Is it true that for every positive integer $n$ there is a prime $p>n,$ which divides $\prod_{i=1}^n (i^2+1)$ ?

4$\begingroup$ See OEIS sequence A219586. The paper of Hooley linked there seems relevant. $\endgroup$– Robert IsraelJul 31, 2019 at 2:15

6$\begingroup$ How about the following partial solution? The case of $n=1$ is trivial. So suppose $n>1$. By Bertrand's postulate there exists an odd prime $p$ with $n<p<2n$. Suppose $p\equiv 1 \pmod{4}$. In this case the equation $x^2\equiv 1 \pmod{p}$ has two solutions in $\{1,\dots,p1\}$ whose sum is $p$. Hence one of them must be less than $\frac{p}{2}<n$. We conclude that there exists $1\leq i\leq n$ with $p\mid i^2+1$. $\endgroup$– KhashFJul 31, 2019 at 2:17

$\begingroup$ @KhashF: Great observation. See my response about how to complete this partial solution. $\endgroup$– GH from MOJul 31, 2019 at 4:12

$\begingroup$ If you like my answer, please accept it officially (so that it turns green). Thanks in advance! $\endgroup$– GH from MOAug 17, 2020 at 17:47
2 Answers
For $n\geq 7$, Erdős proved in 1932 that there is a prime $n<p<2n$ of the form $p=4k+1$. From this it follows, by the comment of KhashF, that $p$ divides $\prod_{i=1}^n (i^2+1)$. The remaining cases $1\leq n\leq 6$ are easy to check by hand, so the answer to the OP's question is affirmative.
A great question studied by many of the masters.
Let $P_n$ denote the largest prime factor of this product. Cebotarev proved that $P_n/n \rightarrow \infty$, which gives a complete answer to your question asymptotically. There were various improvements by Nagell and Erdős, and Hooley proved that $P_n \gg n^{1 + 1/10}$, see:
Hooley, Christopher, On the greatest prime factor of a quadratic polynomial, Acta Math. 117 (1967) pp 281–299, doi:10.1007/BF02395047.
This answers the question (and more) in the asymptotic range. For small $n$, you can use the following trick relevant to the arguments of these papers (also I see KhashF says this in the comments): take a prime $n < p \le 2n$ of the form $1 \mod 4$, and then note that $1$ is a quadratic residue mod $p$ so there is an $x < p/2 \ge n$ so that $x^2+1$ is divisible by $p$. So now you win assuming that $\pi(2n;4,1) > \pi(n;4,1)$ where $\pi_1(x;4,1)$ is the number of primes less than or equal to $x$ which are $1 \pmod 4$. Now you dust off some explicit estimates for these quantities.

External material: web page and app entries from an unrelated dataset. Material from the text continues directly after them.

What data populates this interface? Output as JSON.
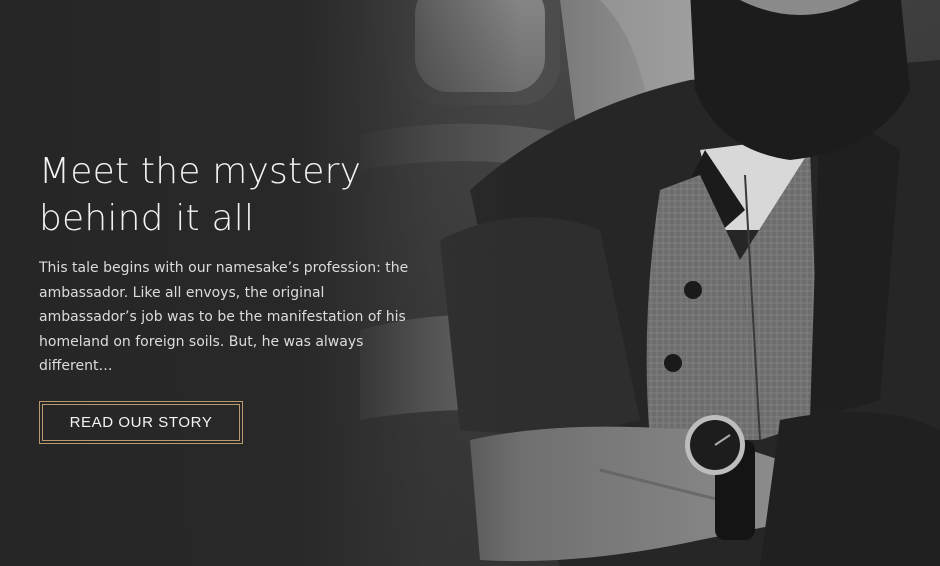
{
  "hero": {
    "title_line1": "Meet the mystery",
    "title_line2": "behind it all",
    "body": "This tale begins with our namesake’s profession: the ambassador. Like all envoys, the original ambassador’s job was to be the manifestation of his homeland on foreign soils. But, he was always different…",
    "cta_label": "READ OUR STORY"
  },
  "colors": {
    "cta_border": "#b89a6e",
    "background": "#2a2a2a",
    "text": "#f2f2f2"
  }
}
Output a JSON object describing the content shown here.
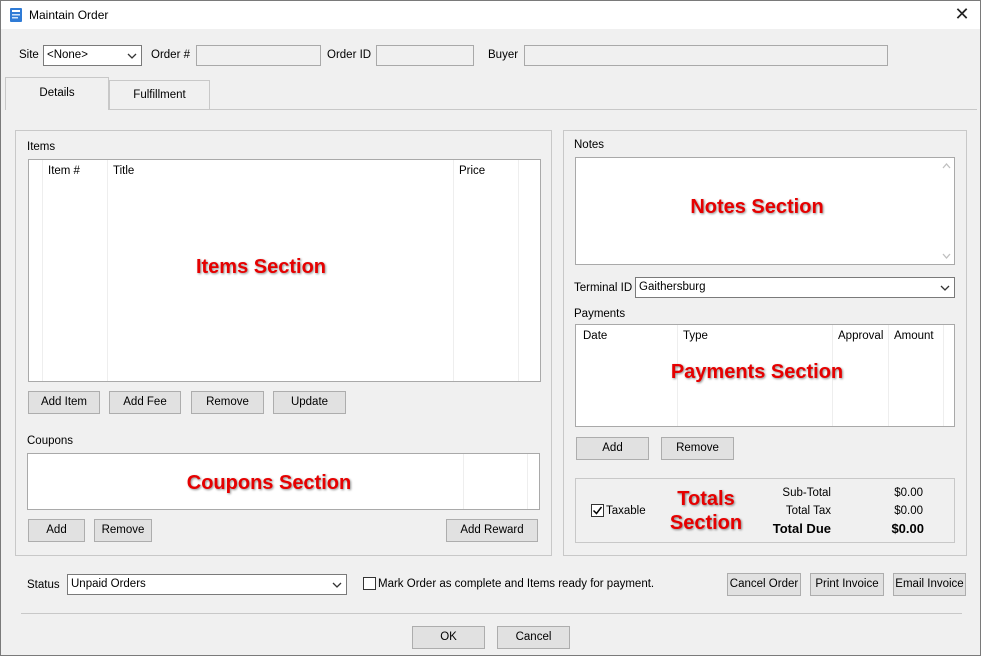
{
  "window": {
    "title": "Maintain Order",
    "close_glyph": "✕"
  },
  "header": {
    "site_label": "Site",
    "site_value": "<None>",
    "order_num_label": "Order #",
    "order_id_label": "Order ID",
    "buyer_label": "Buyer"
  },
  "tabs": [
    {
      "label": "Details"
    },
    {
      "label": "Fulfillment"
    }
  ],
  "items": {
    "label": "Items",
    "columns": [
      "Item #",
      "Title",
      "Price"
    ],
    "overlay": "Items Section",
    "buttons": {
      "add_item": "Add Item",
      "add_fee": "Add Fee",
      "remove": "Remove",
      "update": "Update"
    }
  },
  "coupons": {
    "label": "Coupons",
    "overlay": "Coupons Section",
    "buttons": {
      "add": "Add",
      "remove": "Remove",
      "add_reward": "Add Reward"
    }
  },
  "notes": {
    "label": "Notes",
    "overlay": "Notes Section"
  },
  "terminal": {
    "label": "Terminal ID",
    "value": "Gaithersburg"
  },
  "payments": {
    "label": "Payments",
    "columns": [
      "Date",
      "Type",
      "Approval",
      "Amount"
    ],
    "overlay": "Payments Section",
    "buttons": {
      "add": "Add",
      "remove": "Remove"
    }
  },
  "totals": {
    "taxable_label": "Taxable",
    "taxable_checked": true,
    "overlay_line1": "Totals",
    "overlay_line2": "Section",
    "subtotal_label": "Sub-Total",
    "subtotal_value": "$0.00",
    "tax_label": "Total Tax",
    "tax_value": "$0.00",
    "due_label": "Total Due",
    "due_value": "$0.00"
  },
  "status": {
    "label": "Status",
    "value": "Unpaid Orders",
    "complete_label": "Mark Order as complete and Items ready for payment."
  },
  "actions": {
    "cancel_order": "Cancel Order",
    "print_invoice": "Print Invoice",
    "email_invoice": "Email Invoice"
  },
  "footer": {
    "ok": "OK",
    "cancel": "Cancel"
  },
  "colors": {
    "overlay_red": "#e60000",
    "window_bg": "#f0f0f0"
  }
}
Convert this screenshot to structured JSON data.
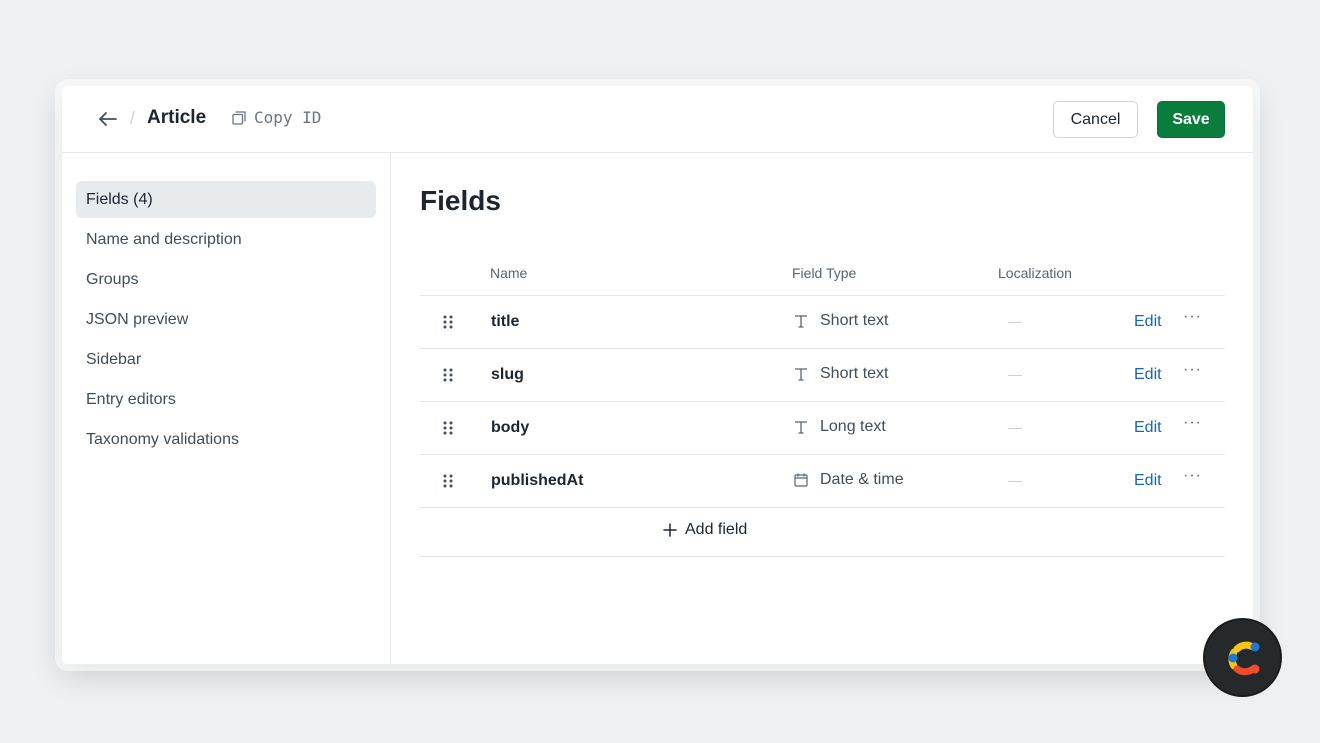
{
  "header": {
    "title": "Article",
    "copy_id_label": "Copy ID",
    "cancel_label": "Cancel",
    "save_label": "Save"
  },
  "sidebar": {
    "items": [
      {
        "label": "Fields (4)",
        "active": true
      },
      {
        "label": "Name and description"
      },
      {
        "label": "Groups"
      },
      {
        "label": "JSON preview"
      },
      {
        "label": "Sidebar"
      },
      {
        "label": "Entry editors"
      },
      {
        "label": "Taxonomy validations"
      }
    ]
  },
  "main": {
    "heading": "Fields",
    "columns": {
      "name": "Name",
      "field_type": "Field Type",
      "localization": "Localization"
    },
    "rows": [
      {
        "name": "title",
        "type": "Short text",
        "type_icon": "text-icon",
        "localization": "—",
        "edit_label": "Edit",
        "more": "···"
      },
      {
        "name": "slug",
        "type": "Short text",
        "type_icon": "text-icon",
        "localization": "—",
        "edit_label": "Edit",
        "more": "···"
      },
      {
        "name": "body",
        "type": "Long text",
        "type_icon": "text-icon",
        "localization": "—",
        "edit_label": "Edit",
        "more": "···"
      },
      {
        "name": "publishedAt",
        "type": "Date & time",
        "type_icon": "calendar-icon",
        "localization": "—",
        "edit_label": "Edit",
        "more": "···"
      }
    ],
    "add_field_label": "Add field"
  },
  "colors": {
    "save_bg": "#0a7c3e",
    "link": "#1565c0",
    "active_nav_bg": "#e8ebee",
    "page_bg": "#eef1f3"
  }
}
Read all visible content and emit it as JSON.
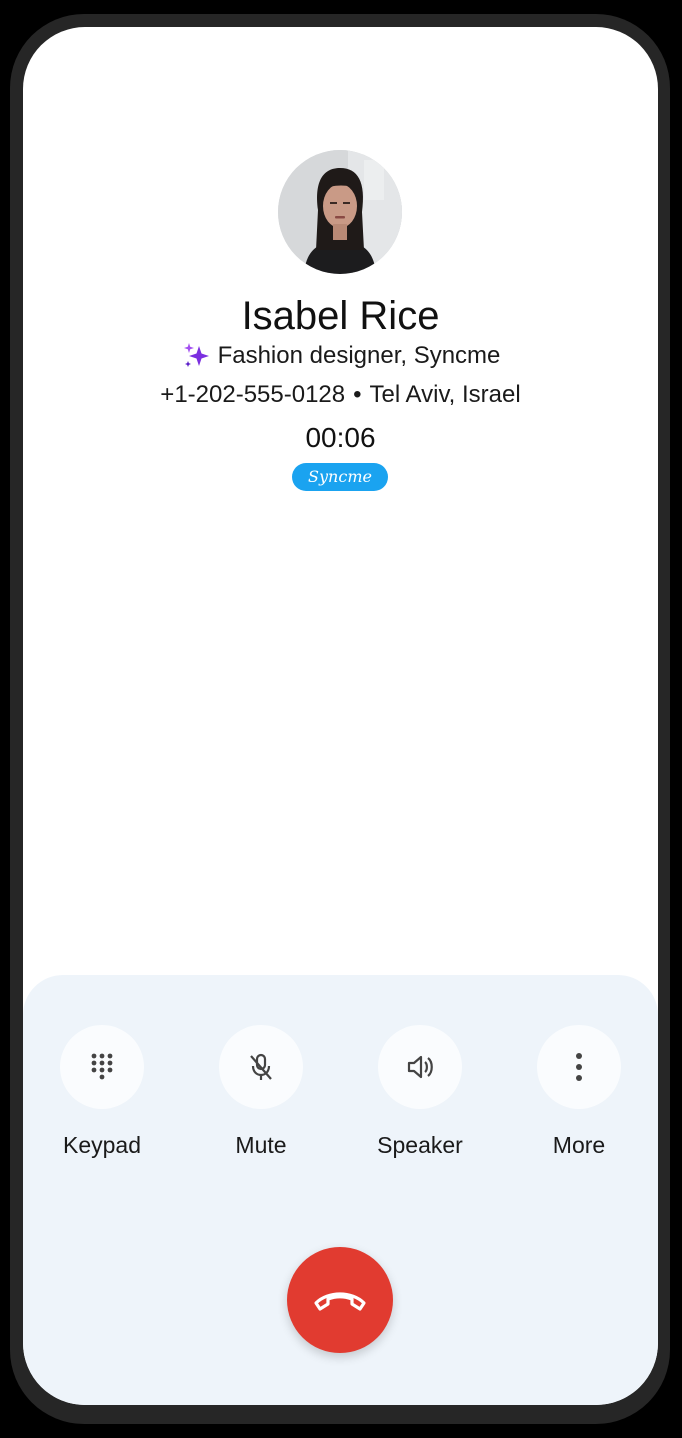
{
  "caller": {
    "name": "Isabel Rice",
    "title": "Fashion designer, Syncme",
    "phone": "+1-202-555-0128",
    "separator": "•",
    "location": "Tel Aviv, Israel",
    "duration": "00:06",
    "badge": "Syncme"
  },
  "controls": [
    {
      "label": "Keypad",
      "icon": "dialpad-icon"
    },
    {
      "label": "Mute",
      "icon": "mic-off-icon"
    },
    {
      "label": "Speaker",
      "icon": "speaker-icon"
    },
    {
      "label": "More",
      "icon": "more-vertical-icon"
    }
  ],
  "end_call": {
    "icon": "hang-up-icon"
  },
  "colors": {
    "end_call": "#e13b30",
    "badge": "#1aa3f0",
    "panel": "#eef4fa",
    "sparkle": "#7b2fe0"
  }
}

More than good enough for this purpose is:
Michael A. Bennett, Greg Martin, Kevin O'Bryant, Andrew Rechnitzer, Explicit bounds for primes in arithmetic progressions, Illinois J. Math. 62 Number 1–4 (2018) pp 427–532, doi:10.1215/ijm/1552442669, arXiv:1802.00085.
which proves that
$$\left\pi(x;4,1)  \frac{Li(x)}{2} \right \le (0.0005028) \frac{x}{(\log x)^2}$$
for $x \ge 5438260589$. This is good enough to win then for $n \ge 5438260589$ because then
$$\pi(2x;4,1)  \pi(x;4,1) \ge \frac{Li(2x)}{2}  \frac{Li(x)}{2}  (0.0005028) \frac{2x}{(\log 2x)^2}  (0.0005028) \frac{x}{(\log x)^2} > 0. $$
For smaller $n$ you can do the usual ladder trick, e.g.:
$$1^2 + 1 = 2,$$ $$2^2 + 2 = 5,$$ $$4^2 + 1 = 17,$$ $$14^2 + 1 = 197,$$ $$184^2 + 1 = 33857,$$ $$33794^2 + 1 = 1142034437,$$ $$1142034424^2 + 1 = 1304242625601011777,$$ $$1304242625601011736^2 + 1 = 1701048826434620873794109106809733697,$$ $$1701048826434620873794109106809733360^2 + 1 = q_0,$$ where $q_0$ is prime, $$(q_0131)^2 + 1 = q_1,$$ where $q_1$ is prime, $$(q_1  185)^2 + 1 = q_2,$$ where $q_2$ is prime, $$(q_2  483)^2 + 1 = q_3,$$ where $q_3$ is prime, and... the PARI stack overflows! so it is at least true for $$n \le q_3 = 491437705438594121865352195975\ldots6899550122553886277,$$ where $q_3 > 10^{579}$, but this is better than the bound we already established, so done. (This latter trick goes far enough that you can use crappier estimates at the previous step if you prefer.)